The Hiqa report on the hospital was the impetus for greater change as it highlighted failings within the HSE.

This report scrutinised Joshua's death but also the minute details of the delivery of care. Some are shocking.

It found that there was no named cosultant obstetrician assigned to cover the labour ward 'during working hours'. The stand-in junior doctor was not on call in the hospital building.

The HSE say the key measures taken to address the concerns include:

- Appointment of additional staff and increased staffing levels in the maternity unit in accordance with the Birth Rate Plus Study, including shift leaders on all duties.

- Foetal blood sampling in place with continuous training

-Mandatory CTG monitoring training

- A number of new guidelines are in place including, the use of oxytocin, foetal heart monitoring and foetal blood sampling

-Provision of an oncall room in the labour ward for Obstetrician registrar onsite 24/7.

- Lucas classification of urgency of caesarean section has been adopted into use and an individualised approach to assessment of urgency is in place.

- The introduction of a guideline to support mothers and families experiencing neonatal death and the introduction of a bereavement committee and midwife with a special interest and training in bereavement support.

The HSE says tha other improvements have been made at maternity unit include;

- New management and governance arrangements;

- The development of quality safety and risk management structures.

The HSE says the report will also drive improved services maternity units throughout Ireland.

Key developments in this regard already include:

dissemination of a number of key clinical guidelines relating to obstetric services including sepsis management; management of a critically ill woman; pregnant or postpartum; clinical handover; and management of miscarriage

implementation in all hospitals of the National Early Warning Score (NEWS) and the Maternity Early Warning System (IMEWS) in the 19 maternity units

development of standards on bereavement services for families affected by adverse outcomes

development of mandatory CTG trace training

establishment of Women and Infants programme and advertisement of key posts

approval to appoint directors of midwifery to all 19 units to strengthen clinical governance and senior decision making reporting by the 19 maternity units on 30 quality assurance indicators since August 2014

development of maternity safety statements on a monthly basis with effect from October 2015

A National Implementation Group has also been established by the HSE to drive the action plan agreed arising from the Chief Medical Officer, HIQA and HSE reviews relating to Portlaoise. The Plan sets out clear milestones, timelines and accountable persons for delivering on the actions. These combined actions are intended to strengthen the delivery and oversight of Irish maternity services.

The proposed establishment of managed clinical maternity networks over the coming months will further augment the clinical governance and leadership within maternity units with the objective of delivering high quality patient centred services to women and babies.

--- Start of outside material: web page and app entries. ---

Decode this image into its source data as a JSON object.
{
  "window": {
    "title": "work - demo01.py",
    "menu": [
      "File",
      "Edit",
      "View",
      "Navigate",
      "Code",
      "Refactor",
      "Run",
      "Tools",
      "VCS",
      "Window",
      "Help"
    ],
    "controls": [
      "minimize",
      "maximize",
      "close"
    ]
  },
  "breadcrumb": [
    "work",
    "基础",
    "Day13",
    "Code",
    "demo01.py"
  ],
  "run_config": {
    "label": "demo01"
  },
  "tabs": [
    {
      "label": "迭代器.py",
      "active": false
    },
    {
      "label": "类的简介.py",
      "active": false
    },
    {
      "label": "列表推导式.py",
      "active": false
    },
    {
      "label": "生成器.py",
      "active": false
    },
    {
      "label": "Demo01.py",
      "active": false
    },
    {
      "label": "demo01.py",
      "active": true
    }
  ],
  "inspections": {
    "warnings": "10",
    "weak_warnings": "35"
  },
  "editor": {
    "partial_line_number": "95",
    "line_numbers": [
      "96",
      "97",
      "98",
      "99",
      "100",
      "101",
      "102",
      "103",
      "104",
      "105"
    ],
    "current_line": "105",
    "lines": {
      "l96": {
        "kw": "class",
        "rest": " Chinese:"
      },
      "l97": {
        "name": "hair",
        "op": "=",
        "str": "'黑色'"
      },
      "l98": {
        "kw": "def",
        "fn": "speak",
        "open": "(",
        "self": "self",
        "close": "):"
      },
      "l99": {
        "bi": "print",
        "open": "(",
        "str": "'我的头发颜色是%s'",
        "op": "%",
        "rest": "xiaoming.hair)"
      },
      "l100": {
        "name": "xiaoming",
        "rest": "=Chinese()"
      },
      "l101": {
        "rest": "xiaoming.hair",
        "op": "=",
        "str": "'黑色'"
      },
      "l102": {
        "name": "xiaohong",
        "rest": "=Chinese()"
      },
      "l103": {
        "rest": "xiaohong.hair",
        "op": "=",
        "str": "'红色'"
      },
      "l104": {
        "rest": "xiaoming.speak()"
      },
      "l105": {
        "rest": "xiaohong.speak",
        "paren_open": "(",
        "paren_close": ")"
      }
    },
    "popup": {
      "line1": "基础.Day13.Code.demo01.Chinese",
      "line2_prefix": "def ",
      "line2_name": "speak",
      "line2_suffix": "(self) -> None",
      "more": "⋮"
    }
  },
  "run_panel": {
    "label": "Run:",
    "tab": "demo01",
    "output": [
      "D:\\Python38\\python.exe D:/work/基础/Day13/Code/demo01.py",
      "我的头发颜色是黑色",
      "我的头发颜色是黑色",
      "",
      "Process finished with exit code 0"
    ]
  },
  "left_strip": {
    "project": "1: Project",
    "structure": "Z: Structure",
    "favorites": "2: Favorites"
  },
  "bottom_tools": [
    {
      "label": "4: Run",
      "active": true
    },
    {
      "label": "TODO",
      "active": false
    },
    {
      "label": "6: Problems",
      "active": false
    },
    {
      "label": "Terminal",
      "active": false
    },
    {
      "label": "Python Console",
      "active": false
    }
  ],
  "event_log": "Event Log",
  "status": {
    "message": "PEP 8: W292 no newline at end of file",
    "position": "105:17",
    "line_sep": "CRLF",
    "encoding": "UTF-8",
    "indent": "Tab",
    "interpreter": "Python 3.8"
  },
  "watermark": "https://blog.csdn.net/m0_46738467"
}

Many families have been affected by adverse outcomes in our maternity services over the past number of years. The HSE deeply regrets the distress and anguish caused to these families for its failure to respond in a timely and empathetic way to these issues. It is Shauna and Joseph’s expressed wish that the publication of Baby Joshua’s report will assist in ensuring that recommendations will be implemented nationally, and most importantly to prevent unnecessary suffering, injury and loss of life.